If you’ve been using any professional software application — or reading Scoring Notes — for more than a few days, you’ve likely learned the importance of keyboard shortcuts. They prevent excessive context switching, which can break your flow and slow you down.
All of our favorite applications have both built-in shortcuts as well as the capacity to create custom shortcuts, and of course there are ways to extend those even further by using things like the Stream Deck. However, this article is about extending your keyboard shortcuts in software using a Mac app called BetterTouchTool by folivora.
As the name implies, BetterTouchTool (hereafter BTT) began life as a way of extending the capabilities of the trackpad, and it has since grown to include many different input methods, including the keyboard, MIDI, the TouchBar, and others. Like a lot of automation tools, BTT allows the user to define a trigger, and then associate one or more actions that will be launched when that trigger is detected. These triggers can be defined globally, or only within specific applications.
Every automation in BTT has three parts:
- The application scope, which can be an individual application, a group of applications, or all applications.
- The trigger, which can be anything from a tap on the trackpad to drawing a shape with the mouse to pressing a note on a MIDI keyboard.
- The action, which can include emulating keyboard input, moving windows around, or even running scripts.
Starter automation: Previous and Next Page shortcuts
Here’s a simple BTT trigger that you can start using right away.
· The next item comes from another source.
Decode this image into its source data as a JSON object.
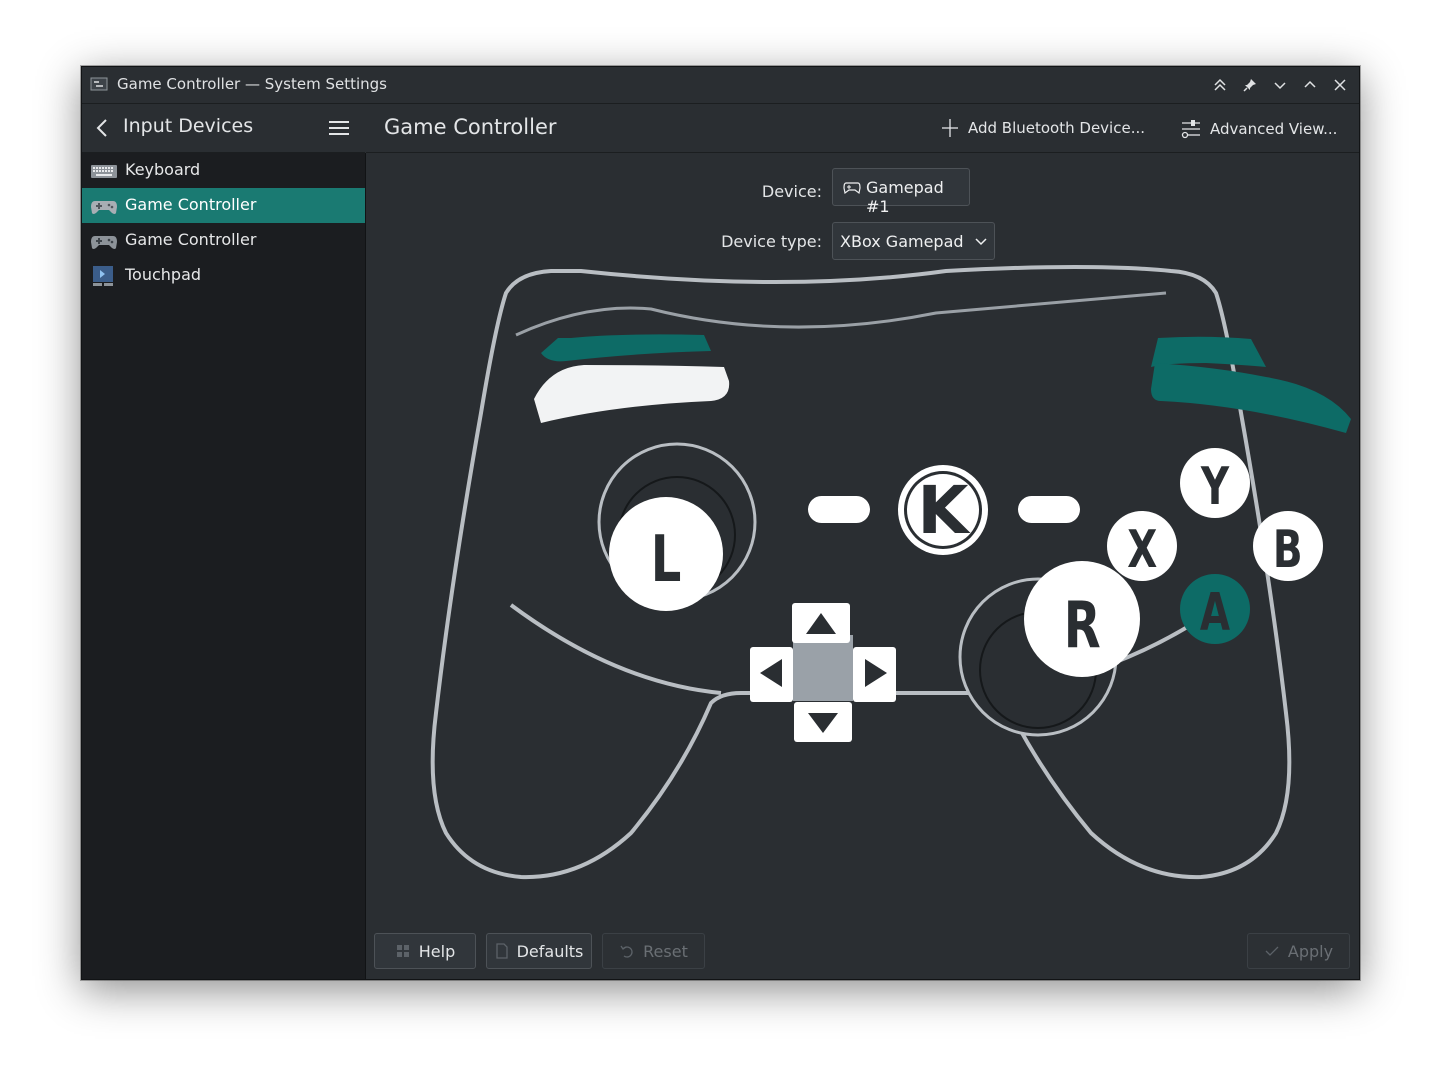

Using the trackpad to zoom around a score is a pretty common task for those of us who use a track pad. Most of the applications I use have a keyboard shortcut for Previous Page and Next Page. I use a BTT trigger to keep my hand on the trackpad and to let me use the same gesture in any application.
In BTT, I select an application (say, Sibelius) and add a Trackpad Gesture. There are lots of options, but the one I like for this is tapping in the top left corner of the trackpad to go to the previous page, and the top right corner to go to the next page. Then, I can assign an Action for each trigger.
There are a number of ways to accomplish what I’m after, but the simplest is to have BTT emulate the keyboard shortcuts for this by default ↖ and ↘ for previous and next, respectively. (To send the diagonal arrows on a standard Magic Keyboard, you’ll need to use Fn-left arrow and Fn-right arrow.) You can also have BTT act by invoking any Menu Bar item for the application.
You can instantly make this automation more powerful by adding the same trigger to other applications: Finale and Sibelius both have similar page navigations, but even beyond notation, the idea of back and forward could be applied to everything from slide presentations to web browsers.
Next level: The Hyper key
I don’t use many universal automations in BTT, but there is one that I think could be useful to almost everyone in almost every kind of pro application: the “Hyper key”. The Hyper key (coined by Brett Terpstra) is an elegant solution to a problem that anyone who has tried to customize keyboard shortcuts is likely to have encountered: in a complex application, it’s almost impossible to create a new shortcut without colliding with existing shortcuts. So we end up creating really awkward combinations that combine Control, Option, Shift, and Command, plus one other key. Not only are these slow and hard to remember, they’re deeply unergonomic!
The Hyper key unifies all four of those modifiers, so instead of typing, for example, Control-Option-Shift-Command-8, you simply type Hyper-8.
The problem is that we don’t have a Hyper key on our keyboards. BetterTouchTool, however, will let us make one using Caps Lock. You’re probably not using Caps Lock often enough to devote a whole key to it (and if you are, maybe consider toning it down a bit?). So let’s upcycle Caps Lock into Hyper by creating a BTT automation that works in all apps.
Just select All Apps from the applications list, add Caps Lock as a trigger, and add the Act as Hyper Key action from the Modifier Keys group.
Now if you still really need to get some things of your chest and use Caps Lock to “shout” in writing every now and again, you can create another BTT automation to do that. Just create a new Key Sequence trigger for double-tapping the Caps Lock key, and set the action to Toggle Caps Lock On/Off.
This was a very fast overview of setting up some common automations using BetterTouchTool. You can find a detailed description of the Hyper key setup in the official documentation.
As much as I love my Stream Deck XL and Notation Express, there are lots of times when I want to keep my hands on the keyboard or the trackpad. BetterTouchTool gives me some flexibility in how I access certain software features, and is endlessly customizable, not to mention absurdly affordable with licenses starting at $8.50! And to be fair to the developers, it’s worth noting that I have barely scraped the surface of its capabilities in this post.
If you’re using BetterTouchTool or something like it, feel free to share your favorite automations in the comments! I’d love to see what you’re up to.